    Almost nonchalantly, a basking shark glides by the boat of a resident of Sainte-Thérèse-de-Gaspé. Its high dorsal fin betrays the animal lurking beneath the surface. Measuring 10 m long, the basking shark is the second largest fish in the world. It is found in the waters off the coasts of all eastern Canadian provinces. In Quebec, it frequents the Gulf and is an occasional visitor to the Estuary. Basking sharks are frequently observed off the Gaspé Peninsula and this week, they have been reported in Percé, Gaspé and in Chaleur Bay.

    Rorqual bleu © Doc White/ naturepl

    Rorqual bleu © Doc White/ naturepl

    Like large rorquals, this imposing shark feeds on a myriad of zooplankton: copepods, crustaceans, larvae, fish eggs, etc. However, unlike cetaceans, which use their baleen as a sieve, the basking shark uses its gills. It swims with its mouth wide open and takes in water as it moves along. The water emerges through its gill slits, which regenerate oxygen in the blood, but the tiny prey are then retained by its gill rakers, comb-like structures tightly packed on each branchial arch. In just one hour and swimming at a speed of 4 km/h, a basking shark can filter up to 1,500,000 litres of water! Rorquals, on the other hand, use the engulfing technique. The blue whale, for example, in a single gulp takes in a volume of water equal to its own weight, i.e. 90 tonnes. At the end of a day, it will have ingested close to a tonne of prey.

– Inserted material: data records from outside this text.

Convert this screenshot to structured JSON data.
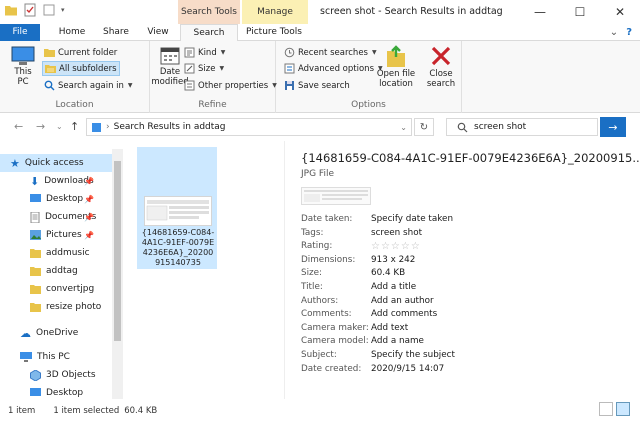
{
  "window": {
    "title": "screen shot - Search Results in addtag",
    "context_tab_search": "Search Tools",
    "context_tab_manage": "Manage"
  },
  "ribbon_tabs": {
    "file": "File",
    "home": "Home",
    "share": "Share",
    "view": "View",
    "search": "Search",
    "picture_tools": "Picture Tools"
  },
  "ribbon": {
    "location": {
      "this_pc": "This\nPC",
      "current_folder": "Current folder",
      "all_subfolders": "All subfolders",
      "search_again": "Search again in",
      "label": "Location"
    },
    "refine": {
      "date_modified": "Date\nmodified",
      "kind": "Kind",
      "size": "Size",
      "other_properties": "Other properties",
      "label": "Refine"
    },
    "options": {
      "recent_searches": "Recent searches",
      "advanced_options": "Advanced options",
      "save_search": "Save search",
      "open_file_location": "Open file\nlocation",
      "close_search": "Close\nsearch",
      "label": "Options"
    }
  },
  "address": {
    "path": "Search Results in addtag",
    "search_query": "screen shot"
  },
  "nav": {
    "quick_access": "Quick access",
    "items": [
      {
        "label": "Downloads",
        "pinned": true
      },
      {
        "label": "Desktop",
        "pinned": true
      },
      {
        "label": "Documents",
        "pinned": true
      },
      {
        "label": "Pictures",
        "pinned": true
      },
      {
        "label": "addmusic",
        "pinned": false
      },
      {
        "label": "addtag",
        "pinned": false
      },
      {
        "label": "convertjpg",
        "pinned": false
      },
      {
        "label": "resize photo",
        "pinned": false
      }
    ],
    "onedrive": "OneDrive",
    "this_pc": "This PC",
    "objects3d": "3D Objects",
    "desktop2": "Desktop"
  },
  "file": {
    "name": "{14681659-C084-4A1C-91EF-0079E4236E6A}_20200915140735"
  },
  "details": {
    "title": "{14681659-C084-4A1C-91EF-0079E4236E6A}_20200915...",
    "type": "JPG File",
    "props": [
      {
        "key": "Date taken:",
        "value": "Specify date taken"
      },
      {
        "key": "Tags:",
        "value": "screen shot"
      },
      {
        "key": "Rating:",
        "value": "☆☆☆☆☆"
      },
      {
        "key": "Dimensions:",
        "value": "913 x 242"
      },
      {
        "key": "Size:",
        "value": "60.4 KB"
      },
      {
        "key": "Title:",
        "value": "Add a title"
      },
      {
        "key": "Authors:",
        "value": "Add an author"
      },
      {
        "key": "Comments:",
        "value": "Add comments"
      },
      {
        "key": "Camera maker:",
        "value": "Add text"
      },
      {
        "key": "Camera model:",
        "value": "Add a name"
      },
      {
        "key": "Subject:",
        "value": "Specify the subject"
      },
      {
        "key": "Date created:",
        "value": "2020/9/15 14:07"
      }
    ]
  },
  "status": {
    "count": "1 item",
    "selected": "1 item selected",
    "size": "60.4 KB"
  },
  "colors": {
    "accent": "#1a6fc4",
    "selection": "#cce8ff",
    "search_context": "#f7dcc8",
    "manage_context": "#fbf0b4"
  }
}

    In addition, five blue whales were observed on September 25 west of Anticosti Island by the Mingan Island Cetacean Study (MICS) team. That same day, the researchers crossed paths with about fifteen fin whales and just as many humpbacks.

    In the Marine Park area, a naturalist and a captain happen upon bluefin tuna in full high flying prowess. At first they believe they’ve come upon a herd of white-sided dolphins: the animals are very fast and when they jump, their pale flanks recall those of dolphins. But when they leap back into the air again at full throttle, there is no longer any doubt about their fish-like nature: their tail is vertical and they have no blowhole on their head. Tuna are also noted in Percé and in the Magdalen Islands where they are swimming amongst other “torpedoes”, that is to say white-sided dolphins.

    Sperm whale © Tim Melling

    Sperm whale © Tim Melling

    Humpbacks are expert aerial acrobats. On September 20, an observer aboard the Téléost discovers two individuals perform this feat – imagine, managing to get 30 tonnes out of the water – in the area between Chaleur Bay and the Magdalen Islands. Not far away from there are two right whales. These animals can also breach like minke and sperm whales. Breaching is believed to fulfil several functions: communication, a form of play for younger animals, seduction and defiance for males during the mating season, a means of congregating before migration and acrobatics to rid the body of skin parasites. In fact, it even appears that occasionally, the basking shark also makes leaps out of the water to dislodge remoras, lampreys, etc. clinging to its skin.

    This map represents an order of magnitude rather than a comprehensive survey.


    Marie-Sophie Giroux joined the GREMM in 2005. She holds a Bachelor’s degree in Marine Biology and a diploma in Environmental Consulting. As Lead Naturalist, she oversees and coordinates the team working at the Marine Mammal Interpretation Centre and writes for Whales Online and Whale Portraits. She loves to share “whale stories” with visitors to the CIMM and readers alike.